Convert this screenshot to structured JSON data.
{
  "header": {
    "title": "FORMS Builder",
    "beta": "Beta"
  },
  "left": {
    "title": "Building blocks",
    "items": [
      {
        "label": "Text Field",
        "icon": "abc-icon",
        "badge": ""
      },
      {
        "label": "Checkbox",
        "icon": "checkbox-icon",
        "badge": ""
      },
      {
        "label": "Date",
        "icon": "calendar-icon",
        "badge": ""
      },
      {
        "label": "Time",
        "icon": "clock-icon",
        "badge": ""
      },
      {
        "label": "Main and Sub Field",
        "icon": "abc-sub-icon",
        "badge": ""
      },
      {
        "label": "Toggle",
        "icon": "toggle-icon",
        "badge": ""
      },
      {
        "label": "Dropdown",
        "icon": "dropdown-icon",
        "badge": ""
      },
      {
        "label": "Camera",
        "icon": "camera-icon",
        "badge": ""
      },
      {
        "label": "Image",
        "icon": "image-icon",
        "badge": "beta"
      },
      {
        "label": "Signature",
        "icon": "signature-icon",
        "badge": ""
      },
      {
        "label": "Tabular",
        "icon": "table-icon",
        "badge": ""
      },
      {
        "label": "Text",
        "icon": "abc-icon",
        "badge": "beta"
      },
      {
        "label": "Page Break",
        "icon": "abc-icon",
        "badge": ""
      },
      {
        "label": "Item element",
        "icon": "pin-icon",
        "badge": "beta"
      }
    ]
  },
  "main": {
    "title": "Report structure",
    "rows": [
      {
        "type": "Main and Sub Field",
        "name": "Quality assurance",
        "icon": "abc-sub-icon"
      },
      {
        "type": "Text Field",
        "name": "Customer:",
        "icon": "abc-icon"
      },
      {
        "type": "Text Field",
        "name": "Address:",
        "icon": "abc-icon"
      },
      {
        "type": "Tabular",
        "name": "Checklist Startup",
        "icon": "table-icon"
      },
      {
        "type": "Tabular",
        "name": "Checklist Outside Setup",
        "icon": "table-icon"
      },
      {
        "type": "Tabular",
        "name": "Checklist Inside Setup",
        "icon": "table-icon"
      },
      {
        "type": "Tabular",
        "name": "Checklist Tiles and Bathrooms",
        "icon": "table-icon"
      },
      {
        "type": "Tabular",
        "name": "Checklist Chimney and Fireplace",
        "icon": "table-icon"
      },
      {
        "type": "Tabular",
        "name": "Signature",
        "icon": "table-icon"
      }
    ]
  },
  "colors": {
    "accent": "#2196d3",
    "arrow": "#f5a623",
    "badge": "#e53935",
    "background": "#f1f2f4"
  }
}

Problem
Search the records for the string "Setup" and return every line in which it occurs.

Response below
        "name": "Checklist Outside Setup",
        "name": "Checklist Inside Setup",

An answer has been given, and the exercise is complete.